Uncharted: Fight for Fortune was always going to feel like a letdown compared to the epic adventure of Uncharted: Golden Abyss. Billed as a classic card game, the title lacks the explosive attraction of its parent franchise. But can the cheap and cheerful digital title succeed on its own merits, irrespective of the property that it's based upon?
It's certainly equipped with an extensive campaign. The Fortune Hunter mode – as it's appropriately named – consists of a selection of turn-based confrontations against various stars from the Uncharted universe. It's effectively a variation on Top Trumps, with character cards duking it out according to attack and defence attributes. Cards are moved around the screen with a swipe of the finger, while static backgrounds and familiar motifs from Greg Edmonson's famous soundtrack make up the music.
Different types of cards – fortune and resource – add genuine strategy to the proceedings, as you augment your characters with damage bonuses and shields.
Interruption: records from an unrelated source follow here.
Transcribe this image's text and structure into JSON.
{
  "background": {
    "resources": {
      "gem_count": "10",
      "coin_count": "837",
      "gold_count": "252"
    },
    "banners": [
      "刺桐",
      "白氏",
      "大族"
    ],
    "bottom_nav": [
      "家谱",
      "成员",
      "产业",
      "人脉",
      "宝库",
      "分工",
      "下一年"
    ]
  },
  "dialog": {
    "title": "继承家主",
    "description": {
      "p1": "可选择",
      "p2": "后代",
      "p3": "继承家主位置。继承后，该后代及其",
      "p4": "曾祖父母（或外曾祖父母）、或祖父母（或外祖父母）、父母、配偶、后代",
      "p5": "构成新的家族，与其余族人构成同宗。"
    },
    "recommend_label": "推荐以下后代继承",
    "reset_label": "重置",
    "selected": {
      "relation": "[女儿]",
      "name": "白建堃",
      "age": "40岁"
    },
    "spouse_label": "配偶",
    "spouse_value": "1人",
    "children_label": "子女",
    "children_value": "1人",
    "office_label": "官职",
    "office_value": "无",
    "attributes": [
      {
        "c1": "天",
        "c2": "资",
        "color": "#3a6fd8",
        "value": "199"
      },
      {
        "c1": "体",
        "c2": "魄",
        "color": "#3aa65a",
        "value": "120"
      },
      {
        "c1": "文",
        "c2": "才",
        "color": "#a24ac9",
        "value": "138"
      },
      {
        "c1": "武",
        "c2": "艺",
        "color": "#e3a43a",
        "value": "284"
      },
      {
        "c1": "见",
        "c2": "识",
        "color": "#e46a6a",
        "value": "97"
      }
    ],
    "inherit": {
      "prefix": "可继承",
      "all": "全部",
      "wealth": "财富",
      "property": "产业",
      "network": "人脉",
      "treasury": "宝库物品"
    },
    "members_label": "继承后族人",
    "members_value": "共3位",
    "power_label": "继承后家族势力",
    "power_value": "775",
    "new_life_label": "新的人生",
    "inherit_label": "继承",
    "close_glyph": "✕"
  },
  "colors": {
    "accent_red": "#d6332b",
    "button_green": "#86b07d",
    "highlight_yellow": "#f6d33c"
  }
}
The effectiveness of these cards can be enhanced by collecting the treasures in the aforementioned Golden Abyss, creating a strong sense of continuity between the two games.
The gameplay loop sees you applying a character card to one of five slots, and then layering it with fortunes and resources. You can choose to bank the latter types, building up statistical bonuses which may (or may not) give you a strategic edge later in the battle. At the end of each turn, your character cards will attack those directly opposite, depleting their health points. If there's an empty slot on the other side, then you'll land a direct hit on your opponent. The aim is to whittle down your foe's energy, while protecting your own.
Winning a battle serves up one of five rewards, providing plenty of opportunity for repeat plays. Coupled with the game's deck building, secret avatars, and unlockable backgrounds, there's certainly plenty to do if card games are your forte. Sadly, it's not going to appeal to everyone, with the pacing desperately slow at times. It can feel like you're locked in never-ending battles, as you cycle through the motions, desperate to reduce your opponent's health to zero.
The multiplayer is similarly laborious. While the asynchronous mode fits the portable context well, the lack of notifications and alerts means that you'll need to constantly check the component in order to see if it's your turn. If you fail to move within a 48-hour period, you'll automatically lose. Seeing as matches can be long-winded in real-time, it's simply not a fun way to play. More enjoyable is passing your PlayStation Vita backwards and forwards with a friend.
Uncharted: Fight for Fortune is a stopgap title that's designed to bolster the PlayStation Vita's limited line-up, and it's a decent idea when taken on its own merits. Unfortunately, the slow pacing and stripped back presentation make it an acquired taste, and a somewhat strange addition to Naughty Dog's otherwise flamboyant franchise.